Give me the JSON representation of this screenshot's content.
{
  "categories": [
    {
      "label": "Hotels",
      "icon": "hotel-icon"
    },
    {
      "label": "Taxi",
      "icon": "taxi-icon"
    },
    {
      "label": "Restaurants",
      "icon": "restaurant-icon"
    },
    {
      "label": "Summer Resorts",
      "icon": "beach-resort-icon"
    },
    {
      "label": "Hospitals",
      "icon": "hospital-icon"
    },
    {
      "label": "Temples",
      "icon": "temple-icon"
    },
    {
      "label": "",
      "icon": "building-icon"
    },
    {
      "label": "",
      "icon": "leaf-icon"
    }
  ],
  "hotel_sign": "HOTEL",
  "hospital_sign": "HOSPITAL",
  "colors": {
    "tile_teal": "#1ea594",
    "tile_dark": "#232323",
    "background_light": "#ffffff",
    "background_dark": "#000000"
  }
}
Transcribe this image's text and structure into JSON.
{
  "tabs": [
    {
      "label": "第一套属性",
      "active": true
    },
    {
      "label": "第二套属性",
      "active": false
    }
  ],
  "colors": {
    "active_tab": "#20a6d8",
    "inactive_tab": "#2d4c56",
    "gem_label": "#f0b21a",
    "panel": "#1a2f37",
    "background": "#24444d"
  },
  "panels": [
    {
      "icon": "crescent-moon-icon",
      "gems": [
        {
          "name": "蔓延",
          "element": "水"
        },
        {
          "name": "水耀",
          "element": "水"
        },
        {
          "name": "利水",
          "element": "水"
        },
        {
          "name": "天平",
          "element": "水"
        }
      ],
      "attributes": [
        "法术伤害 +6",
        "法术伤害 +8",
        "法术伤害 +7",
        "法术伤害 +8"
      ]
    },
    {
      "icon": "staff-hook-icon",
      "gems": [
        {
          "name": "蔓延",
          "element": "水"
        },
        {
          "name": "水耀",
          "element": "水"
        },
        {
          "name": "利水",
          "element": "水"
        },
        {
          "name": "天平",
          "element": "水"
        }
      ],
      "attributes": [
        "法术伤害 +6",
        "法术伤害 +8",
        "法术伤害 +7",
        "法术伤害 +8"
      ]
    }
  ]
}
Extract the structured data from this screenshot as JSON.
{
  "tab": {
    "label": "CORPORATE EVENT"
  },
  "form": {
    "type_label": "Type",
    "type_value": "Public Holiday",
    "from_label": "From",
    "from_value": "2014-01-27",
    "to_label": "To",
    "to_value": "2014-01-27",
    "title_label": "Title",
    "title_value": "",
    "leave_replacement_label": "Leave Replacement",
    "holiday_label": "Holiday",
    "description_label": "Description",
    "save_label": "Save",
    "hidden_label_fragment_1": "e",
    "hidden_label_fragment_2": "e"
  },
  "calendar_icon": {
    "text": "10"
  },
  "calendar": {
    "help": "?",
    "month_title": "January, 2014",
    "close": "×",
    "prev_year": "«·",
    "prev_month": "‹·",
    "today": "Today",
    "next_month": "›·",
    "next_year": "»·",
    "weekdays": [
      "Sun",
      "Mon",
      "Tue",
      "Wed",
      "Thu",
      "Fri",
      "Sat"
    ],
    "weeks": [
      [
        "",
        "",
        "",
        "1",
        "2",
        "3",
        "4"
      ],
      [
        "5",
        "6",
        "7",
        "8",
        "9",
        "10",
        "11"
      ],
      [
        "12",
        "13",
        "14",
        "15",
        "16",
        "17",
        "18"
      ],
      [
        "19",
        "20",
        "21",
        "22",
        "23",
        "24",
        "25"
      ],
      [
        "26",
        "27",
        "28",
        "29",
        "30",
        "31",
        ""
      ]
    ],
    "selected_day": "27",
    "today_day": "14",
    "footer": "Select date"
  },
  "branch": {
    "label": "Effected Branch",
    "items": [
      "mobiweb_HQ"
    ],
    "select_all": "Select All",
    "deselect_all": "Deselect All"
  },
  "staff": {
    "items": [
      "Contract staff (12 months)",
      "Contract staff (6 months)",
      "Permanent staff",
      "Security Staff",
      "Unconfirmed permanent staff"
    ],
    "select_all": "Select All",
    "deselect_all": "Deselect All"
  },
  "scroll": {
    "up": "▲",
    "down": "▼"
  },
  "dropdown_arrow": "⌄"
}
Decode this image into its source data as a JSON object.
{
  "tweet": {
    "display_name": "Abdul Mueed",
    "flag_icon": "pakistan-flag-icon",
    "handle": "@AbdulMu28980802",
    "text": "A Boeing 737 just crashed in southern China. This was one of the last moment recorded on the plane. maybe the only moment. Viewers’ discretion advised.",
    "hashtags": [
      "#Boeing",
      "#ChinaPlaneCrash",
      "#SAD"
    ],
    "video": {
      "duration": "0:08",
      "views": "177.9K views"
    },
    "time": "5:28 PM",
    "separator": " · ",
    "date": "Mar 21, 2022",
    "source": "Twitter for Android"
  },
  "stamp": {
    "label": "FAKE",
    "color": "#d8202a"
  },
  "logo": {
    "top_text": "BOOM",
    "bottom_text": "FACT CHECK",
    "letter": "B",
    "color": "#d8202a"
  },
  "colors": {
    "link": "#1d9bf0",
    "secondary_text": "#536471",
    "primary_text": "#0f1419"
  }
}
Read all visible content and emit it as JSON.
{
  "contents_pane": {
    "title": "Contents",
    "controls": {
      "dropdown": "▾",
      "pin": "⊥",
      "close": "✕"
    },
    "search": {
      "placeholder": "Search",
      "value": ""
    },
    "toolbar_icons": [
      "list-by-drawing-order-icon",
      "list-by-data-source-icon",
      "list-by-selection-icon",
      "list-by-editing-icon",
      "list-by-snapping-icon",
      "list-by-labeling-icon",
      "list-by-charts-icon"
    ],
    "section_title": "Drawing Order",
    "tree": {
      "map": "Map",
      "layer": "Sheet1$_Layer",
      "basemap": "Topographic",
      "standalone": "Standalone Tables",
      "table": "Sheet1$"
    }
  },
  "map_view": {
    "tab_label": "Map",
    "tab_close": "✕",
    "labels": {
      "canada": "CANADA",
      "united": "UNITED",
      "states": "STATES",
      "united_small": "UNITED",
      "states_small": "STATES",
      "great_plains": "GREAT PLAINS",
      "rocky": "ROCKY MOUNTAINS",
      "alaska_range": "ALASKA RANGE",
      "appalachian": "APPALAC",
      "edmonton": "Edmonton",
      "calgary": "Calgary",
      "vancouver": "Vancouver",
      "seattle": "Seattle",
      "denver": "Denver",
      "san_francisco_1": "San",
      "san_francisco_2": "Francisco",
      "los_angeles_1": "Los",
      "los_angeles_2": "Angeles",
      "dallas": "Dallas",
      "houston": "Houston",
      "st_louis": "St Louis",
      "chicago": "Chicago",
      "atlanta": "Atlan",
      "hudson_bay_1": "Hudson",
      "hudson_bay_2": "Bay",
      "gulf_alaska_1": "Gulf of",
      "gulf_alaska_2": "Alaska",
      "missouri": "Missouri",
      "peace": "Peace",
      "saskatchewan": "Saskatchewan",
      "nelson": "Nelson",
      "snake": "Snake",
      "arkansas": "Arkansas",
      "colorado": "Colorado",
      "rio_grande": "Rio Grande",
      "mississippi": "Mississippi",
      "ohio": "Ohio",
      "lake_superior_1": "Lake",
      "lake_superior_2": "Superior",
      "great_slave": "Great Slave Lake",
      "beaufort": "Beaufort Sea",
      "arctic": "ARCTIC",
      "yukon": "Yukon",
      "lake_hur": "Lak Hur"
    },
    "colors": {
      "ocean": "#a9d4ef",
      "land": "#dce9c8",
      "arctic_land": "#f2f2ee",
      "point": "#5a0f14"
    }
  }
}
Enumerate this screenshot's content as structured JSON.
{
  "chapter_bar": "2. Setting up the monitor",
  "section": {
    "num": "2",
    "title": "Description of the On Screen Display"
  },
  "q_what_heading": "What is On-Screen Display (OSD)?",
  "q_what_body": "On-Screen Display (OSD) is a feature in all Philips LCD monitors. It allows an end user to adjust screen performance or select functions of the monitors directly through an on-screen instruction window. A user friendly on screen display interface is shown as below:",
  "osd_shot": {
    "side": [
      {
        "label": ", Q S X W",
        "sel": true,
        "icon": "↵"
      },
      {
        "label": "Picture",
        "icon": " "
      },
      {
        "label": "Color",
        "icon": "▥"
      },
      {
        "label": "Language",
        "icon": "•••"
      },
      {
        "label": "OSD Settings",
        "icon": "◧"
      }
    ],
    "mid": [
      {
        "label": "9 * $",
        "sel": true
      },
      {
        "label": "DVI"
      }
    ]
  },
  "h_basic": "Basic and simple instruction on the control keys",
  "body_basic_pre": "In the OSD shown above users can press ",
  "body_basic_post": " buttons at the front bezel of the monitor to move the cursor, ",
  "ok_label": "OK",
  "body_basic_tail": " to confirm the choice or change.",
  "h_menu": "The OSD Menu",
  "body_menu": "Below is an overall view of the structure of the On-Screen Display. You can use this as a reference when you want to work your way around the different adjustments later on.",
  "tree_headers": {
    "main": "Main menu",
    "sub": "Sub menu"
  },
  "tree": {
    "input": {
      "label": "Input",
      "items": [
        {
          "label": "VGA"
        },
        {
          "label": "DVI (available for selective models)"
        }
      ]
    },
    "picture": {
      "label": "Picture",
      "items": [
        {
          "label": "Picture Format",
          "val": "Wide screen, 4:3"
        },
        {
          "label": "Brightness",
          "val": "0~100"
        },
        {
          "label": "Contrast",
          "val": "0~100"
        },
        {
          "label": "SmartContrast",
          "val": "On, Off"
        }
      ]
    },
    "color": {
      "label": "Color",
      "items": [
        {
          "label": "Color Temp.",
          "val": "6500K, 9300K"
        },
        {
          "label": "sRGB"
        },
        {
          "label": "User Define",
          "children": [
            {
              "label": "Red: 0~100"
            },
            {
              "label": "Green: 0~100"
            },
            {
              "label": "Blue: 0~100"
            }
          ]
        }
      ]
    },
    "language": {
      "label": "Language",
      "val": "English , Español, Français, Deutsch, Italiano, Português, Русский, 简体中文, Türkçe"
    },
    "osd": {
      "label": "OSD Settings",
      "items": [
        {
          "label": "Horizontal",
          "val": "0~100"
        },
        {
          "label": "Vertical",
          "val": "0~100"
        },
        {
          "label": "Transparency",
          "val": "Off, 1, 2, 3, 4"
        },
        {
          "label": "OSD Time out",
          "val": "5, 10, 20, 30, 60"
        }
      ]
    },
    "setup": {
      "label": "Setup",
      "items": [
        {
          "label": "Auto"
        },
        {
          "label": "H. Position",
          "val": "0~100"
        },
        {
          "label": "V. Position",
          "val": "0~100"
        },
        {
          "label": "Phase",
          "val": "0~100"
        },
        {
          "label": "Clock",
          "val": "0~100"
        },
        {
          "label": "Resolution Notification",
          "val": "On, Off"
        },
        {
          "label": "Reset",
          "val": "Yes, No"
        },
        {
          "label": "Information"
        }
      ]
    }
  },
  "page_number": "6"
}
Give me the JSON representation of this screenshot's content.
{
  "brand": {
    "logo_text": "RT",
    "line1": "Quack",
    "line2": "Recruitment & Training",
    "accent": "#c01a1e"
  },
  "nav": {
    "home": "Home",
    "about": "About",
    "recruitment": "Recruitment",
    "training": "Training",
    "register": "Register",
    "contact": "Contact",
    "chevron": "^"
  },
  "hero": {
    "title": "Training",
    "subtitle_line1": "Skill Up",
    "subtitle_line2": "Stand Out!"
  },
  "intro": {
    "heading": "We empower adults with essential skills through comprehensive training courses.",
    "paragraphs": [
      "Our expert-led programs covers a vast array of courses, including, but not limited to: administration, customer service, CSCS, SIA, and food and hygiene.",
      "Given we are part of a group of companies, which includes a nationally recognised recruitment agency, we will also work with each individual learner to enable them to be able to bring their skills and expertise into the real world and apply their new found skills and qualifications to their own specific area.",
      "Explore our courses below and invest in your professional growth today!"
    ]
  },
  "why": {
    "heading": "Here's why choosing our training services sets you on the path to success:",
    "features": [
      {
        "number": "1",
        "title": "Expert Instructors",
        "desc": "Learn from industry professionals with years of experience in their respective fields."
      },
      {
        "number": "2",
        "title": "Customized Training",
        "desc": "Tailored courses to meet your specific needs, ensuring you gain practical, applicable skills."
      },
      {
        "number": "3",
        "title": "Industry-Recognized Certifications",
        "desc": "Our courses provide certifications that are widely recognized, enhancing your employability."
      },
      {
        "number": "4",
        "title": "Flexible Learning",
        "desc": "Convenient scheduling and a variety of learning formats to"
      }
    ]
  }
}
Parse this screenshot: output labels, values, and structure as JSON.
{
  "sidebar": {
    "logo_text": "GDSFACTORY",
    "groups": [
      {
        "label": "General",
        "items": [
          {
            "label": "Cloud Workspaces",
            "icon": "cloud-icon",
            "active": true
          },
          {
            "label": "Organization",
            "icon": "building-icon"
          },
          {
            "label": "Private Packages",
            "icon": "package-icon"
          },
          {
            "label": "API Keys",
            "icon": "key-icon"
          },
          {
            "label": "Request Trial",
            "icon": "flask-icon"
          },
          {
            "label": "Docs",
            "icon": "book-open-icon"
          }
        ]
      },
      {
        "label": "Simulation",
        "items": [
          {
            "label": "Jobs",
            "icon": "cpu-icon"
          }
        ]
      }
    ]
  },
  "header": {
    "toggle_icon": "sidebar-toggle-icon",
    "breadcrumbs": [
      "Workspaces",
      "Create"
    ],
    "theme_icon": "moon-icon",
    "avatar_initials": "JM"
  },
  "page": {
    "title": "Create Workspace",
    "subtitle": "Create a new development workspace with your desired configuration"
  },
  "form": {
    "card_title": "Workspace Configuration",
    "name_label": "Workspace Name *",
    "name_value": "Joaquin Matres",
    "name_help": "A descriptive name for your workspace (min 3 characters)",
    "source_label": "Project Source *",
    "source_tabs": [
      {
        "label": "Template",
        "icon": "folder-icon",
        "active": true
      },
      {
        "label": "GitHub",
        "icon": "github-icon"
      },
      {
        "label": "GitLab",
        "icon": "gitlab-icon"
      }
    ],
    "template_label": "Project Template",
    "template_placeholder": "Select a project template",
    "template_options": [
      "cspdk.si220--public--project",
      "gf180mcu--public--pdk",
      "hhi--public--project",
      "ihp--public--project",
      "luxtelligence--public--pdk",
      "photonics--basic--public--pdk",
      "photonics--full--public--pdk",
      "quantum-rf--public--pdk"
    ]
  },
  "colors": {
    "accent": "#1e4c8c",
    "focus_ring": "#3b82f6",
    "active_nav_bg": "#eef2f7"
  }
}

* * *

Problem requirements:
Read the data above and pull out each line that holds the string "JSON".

Reply:
Give me the JSON representation of this screenshot's content.
Transcribe this image's text and structure into JSON.
Extract the structured data from this screenshot as JSON.
Decode this image into its source data as a JSON object.
Read all visible content and emit it as JSON.
Enumerate this screenshot's content as structured JSON.
Give me the JSON representation of this screenshot's content.
Parse this screenshot: output labels, values, and structure as JSON.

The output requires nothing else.